Maintaining good digestive health can help prevent colorectal cancer, so it is essential to raise awareness and increase knowledge about the early diagnosis and treatment of gastrointestinal conditions.
“Prevention begins inside,” said Arturo Vázquez, medical director of the Mexican pharmaceutical company Asofarma, on the occasion of World Digestive Health Day, which is commemorated on May 29.
According to the World Gastroenterology Organization (WGO), a third of the world’s population has some digestive symptoms, which limits people’s quality of life and puts them at risk for more serious problems such as cancer. colorectal.
A clinical survey on gastrointestinal symptoms in Mexico revealed that gastroesophageal reflux disease is the leading cause of gastrointestinal consultation.
While constipation occurs in more than 50% of older adults and irritable bowel syndrome affects people between the third and fourth decade of economically productive life.
According to data from the International Center for Research on Cancer of the World Health Organization (WHO), three of the seven cancers responsible for the highest number of deaths in the world in 2020 were of the digestive system: colorectal, stomach and liver.
The danger, said Vázquez, is that in the early stage colorectal cancer is asymptomatic. Even until the intermediate stage when symptoms such as changes in the frequency and consistency of bowel movements, abdominal pain, blood when defecating and weight loss, among others.
Cancer is one of the leading causes of death worldwide with nearly 10 million deaths in 2020.
It is estimated that the colorectal alone causes about 700,000 deaths and presents more than 1.4 million cases annually in the world.
In Mexico, about 14,500 cases of this type of cancer were reported in 2020.
The expert explained that the best way to detect colorectal cancer early is colonoscopy “because it saves lives, detects precursor lesions such as polyps and allows the detection of early stage cancer.”
He explained that the success of a good diagnosis of colorectal cancer through colonoscopy is the previous preparation of the patient with a complete intestinal cleansing so that the endoscopist can observe all the tissue of the colon and rectum.

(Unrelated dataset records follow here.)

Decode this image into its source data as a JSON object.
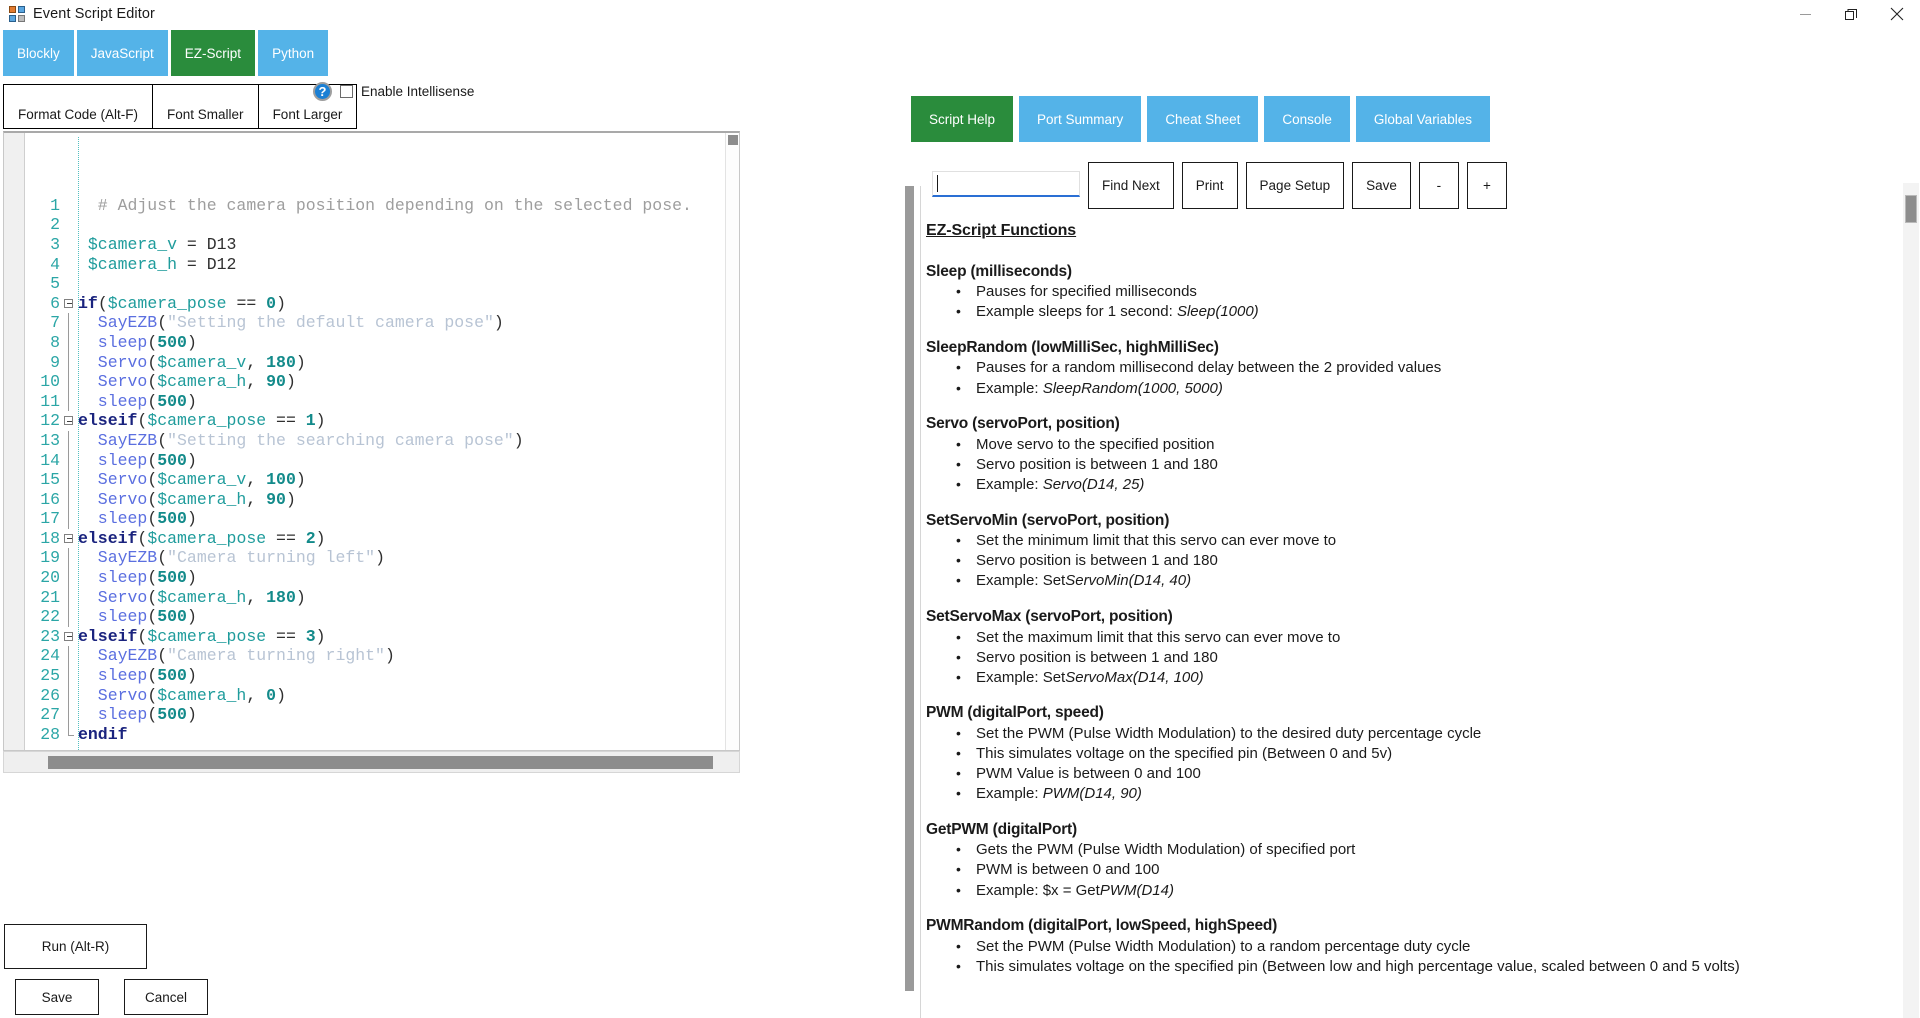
{
  "window": {
    "title": "Event Script Editor",
    "icon": "app-window-icon",
    "controls": {
      "minimize": "–",
      "restore": "❐",
      "close": "✕"
    }
  },
  "language_tabs": [
    {
      "label": "Blockly",
      "active": false
    },
    {
      "label": "JavaScript",
      "active": false
    },
    {
      "label": "EZ-Script",
      "active": true
    },
    {
      "label": "Python",
      "active": false
    }
  ],
  "format_toolbar": [
    {
      "label": "Format Code (Alt-F)"
    },
    {
      "label": "Font Smaller"
    },
    {
      "label": "Font Larger"
    }
  ],
  "intellisense": {
    "help_icon": "?",
    "checkbox_label": "Enable Intellisense",
    "checked": false
  },
  "editor": {
    "lines": [
      {
        "n": "1",
        "fold": "none",
        "tokens": [
          {
            "t": "  # Adjust the camera position depending on the selected pose.",
            "c": "tok-com"
          }
        ]
      },
      {
        "n": "2",
        "fold": "none",
        "tokens": []
      },
      {
        "n": "3",
        "fold": "none",
        "tokens": [
          {
            "t": " $camera_v",
            "c": "tok-var"
          },
          {
            "t": " = ",
            "c": "tok-plain"
          },
          {
            "t": "D13",
            "c": "tok-plain"
          }
        ]
      },
      {
        "n": "4",
        "fold": "none",
        "tokens": [
          {
            "t": " $camera_h",
            "c": "tok-var"
          },
          {
            "t": " = ",
            "c": "tok-plain"
          },
          {
            "t": "D12",
            "c": "tok-plain"
          }
        ]
      },
      {
        "n": "5",
        "fold": "none",
        "tokens": []
      },
      {
        "n": "6",
        "fold": "box",
        "tokens": [
          {
            "t": "if",
            "c": "tok-kw"
          },
          {
            "t": "(",
            "c": "tok-plain"
          },
          {
            "t": "$camera_pose",
            "c": "tok-var"
          },
          {
            "t": " == ",
            "c": "tok-plain"
          },
          {
            "t": "0",
            "c": "tok-num"
          },
          {
            "t": ")",
            "c": "tok-plain"
          }
        ]
      },
      {
        "n": "7",
        "fold": "line",
        "tokens": [
          {
            "t": "  SayEZB",
            "c": "tok-fn"
          },
          {
            "t": "(",
            "c": "tok-plain"
          },
          {
            "t": "\"Setting the default camera pose\"",
            "c": "tok-str"
          },
          {
            "t": ")",
            "c": "tok-plain"
          }
        ]
      },
      {
        "n": "8",
        "fold": "line",
        "tokens": [
          {
            "t": "  sleep",
            "c": "tok-fn"
          },
          {
            "t": "(",
            "c": "tok-plain"
          },
          {
            "t": "500",
            "c": "tok-num"
          },
          {
            "t": ")",
            "c": "tok-plain"
          }
        ]
      },
      {
        "n": "9",
        "fold": "line",
        "tokens": [
          {
            "t": "  Servo",
            "c": "tok-fn"
          },
          {
            "t": "(",
            "c": "tok-plain"
          },
          {
            "t": "$camera_v",
            "c": "tok-var"
          },
          {
            "t": ", ",
            "c": "tok-plain"
          },
          {
            "t": "180",
            "c": "tok-num"
          },
          {
            "t": ")",
            "c": "tok-plain"
          }
        ]
      },
      {
        "n": "10",
        "fold": "line",
        "tokens": [
          {
            "t": "  Servo",
            "c": "tok-fn"
          },
          {
            "t": "(",
            "c": "tok-plain"
          },
          {
            "t": "$camera_h",
            "c": "tok-var"
          },
          {
            "t": ", ",
            "c": "tok-plain"
          },
          {
            "t": "90",
            "c": "tok-num"
          },
          {
            "t": ")",
            "c": "tok-plain"
          }
        ]
      },
      {
        "n": "11",
        "fold": "line",
        "tokens": [
          {
            "t": "  sleep",
            "c": "tok-fn"
          },
          {
            "t": "(",
            "c": "tok-plain"
          },
          {
            "t": "500",
            "c": "tok-num"
          },
          {
            "t": ")",
            "c": "tok-plain"
          }
        ]
      },
      {
        "n": "12",
        "fold": "box",
        "tokens": [
          {
            "t": "elseif",
            "c": "tok-kw"
          },
          {
            "t": "(",
            "c": "tok-plain"
          },
          {
            "t": "$camera_pose",
            "c": "tok-var"
          },
          {
            "t": " == ",
            "c": "tok-plain"
          },
          {
            "t": "1",
            "c": "tok-num"
          },
          {
            "t": ")",
            "c": "tok-plain"
          }
        ]
      },
      {
        "n": "13",
        "fold": "line",
        "tokens": [
          {
            "t": "  SayEZB",
            "c": "tok-fn"
          },
          {
            "t": "(",
            "c": "tok-plain"
          },
          {
            "t": "\"Setting the searching camera pose\"",
            "c": "tok-str"
          },
          {
            "t": ")",
            "c": "tok-plain"
          }
        ]
      },
      {
        "n": "14",
        "fold": "line",
        "tokens": [
          {
            "t": "  sleep",
            "c": "tok-fn"
          },
          {
            "t": "(",
            "c": "tok-plain"
          },
          {
            "t": "500",
            "c": "tok-num"
          },
          {
            "t": ")",
            "c": "tok-plain"
          }
        ]
      },
      {
        "n": "15",
        "fold": "line",
        "tokens": [
          {
            "t": "  Servo",
            "c": "tok-fn"
          },
          {
            "t": "(",
            "c": "tok-plain"
          },
          {
            "t": "$camera_v",
            "c": "tok-var"
          },
          {
            "t": ", ",
            "c": "tok-plain"
          },
          {
            "t": "100",
            "c": "tok-num"
          },
          {
            "t": ")",
            "c": "tok-plain"
          }
        ]
      },
      {
        "n": "16",
        "fold": "line",
        "tokens": [
          {
            "t": "  Servo",
            "c": "tok-fn"
          },
          {
            "t": "(",
            "c": "tok-plain"
          },
          {
            "t": "$camera_h",
            "c": "tok-var"
          },
          {
            "t": ", ",
            "c": "tok-plain"
          },
          {
            "t": "90",
            "c": "tok-num"
          },
          {
            "t": ")",
            "c": "tok-plain"
          }
        ]
      },
      {
        "n": "17",
        "fold": "line",
        "tokens": [
          {
            "t": "  sleep",
            "c": "tok-fn"
          },
          {
            "t": "(",
            "c": "tok-plain"
          },
          {
            "t": "500",
            "c": "tok-num"
          },
          {
            "t": ")",
            "c": "tok-plain"
          }
        ]
      },
      {
        "n": "18",
        "fold": "box",
        "tokens": [
          {
            "t": "elseif",
            "c": "tok-kw"
          },
          {
            "t": "(",
            "c": "tok-plain"
          },
          {
            "t": "$camera_pose",
            "c": "tok-var"
          },
          {
            "t": " == ",
            "c": "tok-plain"
          },
          {
            "t": "2",
            "c": "tok-num"
          },
          {
            "t": ")",
            "c": "tok-plain"
          }
        ]
      },
      {
        "n": "19",
        "fold": "line",
        "tokens": [
          {
            "t": "  SayEZB",
            "c": "tok-fn"
          },
          {
            "t": "(",
            "c": "tok-plain"
          },
          {
            "t": "\"Camera turning left\"",
            "c": "tok-str"
          },
          {
            "t": ")",
            "c": "tok-plain"
          }
        ]
      },
      {
        "n": "20",
        "fold": "line",
        "tokens": [
          {
            "t": "  sleep",
            "c": "tok-fn"
          },
          {
            "t": "(",
            "c": "tok-plain"
          },
          {
            "t": "500",
            "c": "tok-num"
          },
          {
            "t": ")",
            "c": "tok-plain"
          }
        ]
      },
      {
        "n": "21",
        "fold": "line",
        "tokens": [
          {
            "t": "  Servo",
            "c": "tok-fn"
          },
          {
            "t": "(",
            "c": "tok-plain"
          },
          {
            "t": "$camera_h",
            "c": "tok-var"
          },
          {
            "t": ", ",
            "c": "tok-plain"
          },
          {
            "t": "180",
            "c": "tok-num"
          },
          {
            "t": ")",
            "c": "tok-plain"
          }
        ]
      },
      {
        "n": "22",
        "fold": "line",
        "tokens": [
          {
            "t": "  sleep",
            "c": "tok-fn"
          },
          {
            "t": "(",
            "c": "tok-plain"
          },
          {
            "t": "500",
            "c": "tok-num"
          },
          {
            "t": ")",
            "c": "tok-plain"
          }
        ]
      },
      {
        "n": "23",
        "fold": "box",
        "tokens": [
          {
            "t": "elseif",
            "c": "tok-kw"
          },
          {
            "t": "(",
            "c": "tok-plain"
          },
          {
            "t": "$camera_pose",
            "c": "tok-var"
          },
          {
            "t": " == ",
            "c": "tok-plain"
          },
          {
            "t": "3",
            "c": "tok-num"
          },
          {
            "t": ")",
            "c": "tok-plain"
          }
        ]
      },
      {
        "n": "24",
        "fold": "line",
        "tokens": [
          {
            "t": "  SayEZB",
            "c": "tok-fn"
          },
          {
            "t": "(",
            "c": "tok-plain"
          },
          {
            "t": "\"Camera turning right\"",
            "c": "tok-str"
          },
          {
            "t": ")",
            "c": "tok-plain"
          }
        ]
      },
      {
        "n": "25",
        "fold": "line",
        "tokens": [
          {
            "t": "  sleep",
            "c": "tok-fn"
          },
          {
            "t": "(",
            "c": "tok-plain"
          },
          {
            "t": "500",
            "c": "tok-num"
          },
          {
            "t": ")",
            "c": "tok-plain"
          }
        ]
      },
      {
        "n": "26",
        "fold": "line",
        "tokens": [
          {
            "t": "  Servo",
            "c": "tok-fn"
          },
          {
            "t": "(",
            "c": "tok-plain"
          },
          {
            "t": "$camera_h",
            "c": "tok-var"
          },
          {
            "t": ", ",
            "c": "tok-plain"
          },
          {
            "t": "0",
            "c": "tok-num"
          },
          {
            "t": ")",
            "c": "tok-plain"
          }
        ]
      },
      {
        "n": "27",
        "fold": "line",
        "tokens": [
          {
            "t": "  sleep",
            "c": "tok-fn"
          },
          {
            "t": "(",
            "c": "tok-plain"
          },
          {
            "t": "500",
            "c": "tok-num"
          },
          {
            "t": ")",
            "c": "tok-plain"
          }
        ]
      },
      {
        "n": "28",
        "fold": "end",
        "tokens": [
          {
            "t": "endif",
            "c": "tok-kw"
          }
        ]
      }
    ]
  },
  "bottom_buttons": {
    "run": "Run (Alt-R)",
    "save": "Save",
    "cancel": "Cancel"
  },
  "panel_tabs": [
    {
      "label": "Script Help",
      "active": true
    },
    {
      "label": "Port Summary",
      "active": false
    },
    {
      "label": "Cheat Sheet",
      "active": false
    },
    {
      "label": "Console",
      "active": false
    },
    {
      "label": "Global Variables",
      "active": false
    }
  ],
  "find_toolbar": {
    "search_value": "",
    "search_placeholder": "",
    "buttons": [
      {
        "label": "Find Next",
        "small": false
      },
      {
        "label": "Print",
        "small": false
      },
      {
        "label": "Page Setup",
        "small": false
      },
      {
        "label": "Save",
        "small": false
      },
      {
        "label": "-",
        "small": true
      },
      {
        "label": "+",
        "small": true
      }
    ]
  },
  "help": {
    "title": "EZ-Script Functions",
    "functions": [
      {
        "name": "Sleep (milliseconds)",
        "items": [
          {
            "text": "Pauses for specified milliseconds"
          },
          {
            "text": "Example sleeps for 1 second: ",
            "em": "Sleep(1000)"
          }
        ]
      },
      {
        "name": "SleepRandom (lowMilliSec, highMilliSec)",
        "items": [
          {
            "text": "Pauses for a random millisecond delay between the 2 provided values"
          },
          {
            "text": "Example: ",
            "em": "SleepRandom(1000, 5000)"
          }
        ]
      },
      {
        "name": "Servo (servoPort, position)",
        "items": [
          {
            "text": "Move servo to the specified position"
          },
          {
            "text": "Servo position is between 1 and 180"
          },
          {
            "text": "Example: ",
            "em": "Servo(D14, 25)"
          }
        ]
      },
      {
        "name": "SetServoMin (servoPort, position)",
        "items": [
          {
            "text": "Set the minimum limit that this servo can ever move to"
          },
          {
            "text": "Servo position is between 1 and 180"
          },
          {
            "text": "Example: Set",
            "em": "ServoMin(D14, 40)"
          }
        ]
      },
      {
        "name": "SetServoMax (servoPort, position)",
        "items": [
          {
            "text": "Set the maximum limit that this servo can ever move to"
          },
          {
            "text": "Servo position is between 1 and 180"
          },
          {
            "text": "Example: Set",
            "em": "ServoMax(D14, 100)"
          }
        ]
      },
      {
        "name": "PWM (digitalPort, speed)",
        "items": [
          {
            "text": "Set the PWM (Pulse Width Modulation) to the desired duty percentage cycle"
          },
          {
            "text": "This simulates voltage on the specified pin (Between 0 and 5v)"
          },
          {
            "text": "PWM Value is between 0 and 100"
          },
          {
            "text": "Example: ",
            "em": "PWM(D14, 90)"
          }
        ]
      },
      {
        "name": "GetPWM (digitalPort)",
        "items": [
          {
            "text": "Gets the PWM (Pulse Width Modulation) of specified port"
          },
          {
            "text": "PWM is between 0 and 100"
          },
          {
            "text": "Example: $x = Get",
            "em": "PWM(D14)"
          }
        ]
      },
      {
        "name": "PWMRandom (digitalPort, lowSpeed, highSpeed)",
        "items": [
          {
            "text": "Set the PWM (Pulse Width Modulation) to a random percentage duty cycle"
          },
          {
            "text": "This simulates voltage on the specified pin (Between low and high percentage value, scaled between 0 and 5 volts)"
          }
        ]
      }
    ]
  },
  "colors": {
    "tab_blue": "#54b3e8",
    "tab_green": "#2a8c3c",
    "accent_underline": "#2a6fd4"
  }
}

And he praised the importance of the interior of the colon being completely clean for the early diagnosis of colorectal cancer, which, when diagnosed in stage one, “has a survival rate of 83% at five years,” he concluded.